Task item
Produce a faithful copy of the data, one that leaves out the pictures.

[Data records for software interfaces]
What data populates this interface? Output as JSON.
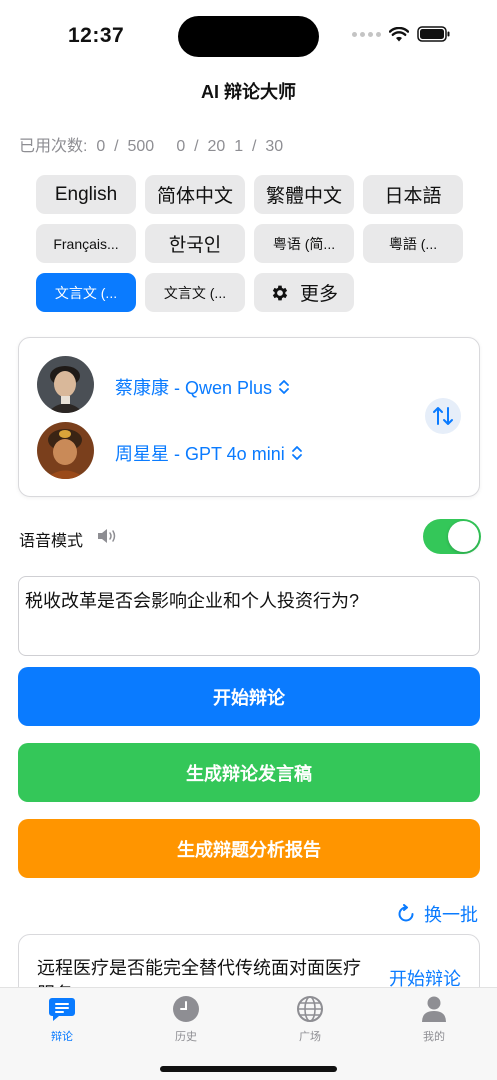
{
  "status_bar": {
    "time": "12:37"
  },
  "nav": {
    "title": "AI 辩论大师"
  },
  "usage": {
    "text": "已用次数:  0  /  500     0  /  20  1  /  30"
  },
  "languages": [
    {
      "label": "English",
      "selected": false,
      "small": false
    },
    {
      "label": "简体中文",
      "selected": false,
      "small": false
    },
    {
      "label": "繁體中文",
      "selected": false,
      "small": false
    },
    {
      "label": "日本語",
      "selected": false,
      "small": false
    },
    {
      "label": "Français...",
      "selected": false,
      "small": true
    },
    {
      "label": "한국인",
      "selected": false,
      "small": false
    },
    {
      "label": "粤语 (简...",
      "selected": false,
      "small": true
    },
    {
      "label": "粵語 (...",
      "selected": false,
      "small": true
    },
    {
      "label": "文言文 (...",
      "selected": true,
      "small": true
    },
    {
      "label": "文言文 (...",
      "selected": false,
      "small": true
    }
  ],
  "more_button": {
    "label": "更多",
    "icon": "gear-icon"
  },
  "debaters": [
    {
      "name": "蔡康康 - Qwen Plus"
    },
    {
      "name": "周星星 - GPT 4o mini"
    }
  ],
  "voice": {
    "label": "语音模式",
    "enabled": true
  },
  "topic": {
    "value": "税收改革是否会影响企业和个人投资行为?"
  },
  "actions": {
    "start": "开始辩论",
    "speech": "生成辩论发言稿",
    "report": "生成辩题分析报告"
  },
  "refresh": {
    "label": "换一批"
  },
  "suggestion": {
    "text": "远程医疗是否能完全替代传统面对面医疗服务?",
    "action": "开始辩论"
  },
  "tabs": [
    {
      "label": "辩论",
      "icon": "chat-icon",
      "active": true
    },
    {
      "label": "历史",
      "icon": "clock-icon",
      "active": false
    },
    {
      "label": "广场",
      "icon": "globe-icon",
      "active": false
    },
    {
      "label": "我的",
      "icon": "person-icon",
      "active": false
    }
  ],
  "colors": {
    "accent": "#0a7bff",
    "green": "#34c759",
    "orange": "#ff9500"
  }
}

Exercise solution
What data populates this interface? Output as JSON.
{
  "status_bar": {
    "time": "12:37"
  },
  "nav": {
    "title": "AI 辩论大师"
  },
  "usage": {
    "text": "已用次数:  0  /  500     0  /  20  1  /  30"
  },
  "languages": [
    {
      "label": "English",
      "selected": false,
      "small": false
    },
    {
      "label": "简体中文",
      "selected": false,
      "small": false
    },
    {
      "label": "繁體中文",
      "selected": false,
      "small": false
    },
    {
      "label": "日本語",
      "selected": false,
      "small": false
    },
    {
      "label": "Français...",
      "selected": false,
      "small": true
    },
    {
      "label": "한국인",
      "selected": false,
      "small": false
    },
    {
      "label": "粤语 (简...",
      "selected": false,
      "small": true
    },
    {
      "label": "粵語 (...",
      "selected": false,
      "small": true
    },
    {
      "label": "文言文 (...",
      "selected": true,
      "small": true
    },
    {
      "label": "文言文 (...",
      "selected": false,
      "small": true
    }
  ],
  "more_button": {
    "label": "更多",
    "icon": "gear-icon"
  },
  "debaters": [
    {
      "name": "蔡康康 - Qwen Plus"
    },
    {
      "name": "周星星 - GPT 4o mini"
    }
  ],
  "voice": {
    "label": "语音模式",
    "enabled": true
  },
  "topic": {
    "value": "税收改革是否会影响企业和个人投资行为?"
  },
  "actions": {
    "start": "开始辩论",
    "speech": "生成辩论发言稿",
    "report": "生成辩题分析报告"
  },
  "refresh": {
    "label": "换一批"
  },
  "suggestion": {
    "text": "远程医疗是否能完全替代传统面对面医疗服务?",
    "action": "开始辩论"
  },
  "tabs": [
    {
      "label": "辩论",
      "icon": "chat-icon",
      "active": true
    },
    {
      "label": "历史",
      "icon": "clock-icon",
      "active": false
    },
    {
      "label": "广场",
      "icon": "globe-icon",
      "active": false
    },
    {
      "label": "我的",
      "icon": "person-icon",
      "active": false
    }
  ],
  "colors": {
    "accent": "#0a7bff",
    "green": "#34c759",
    "orange": "#ff9500"
  }
}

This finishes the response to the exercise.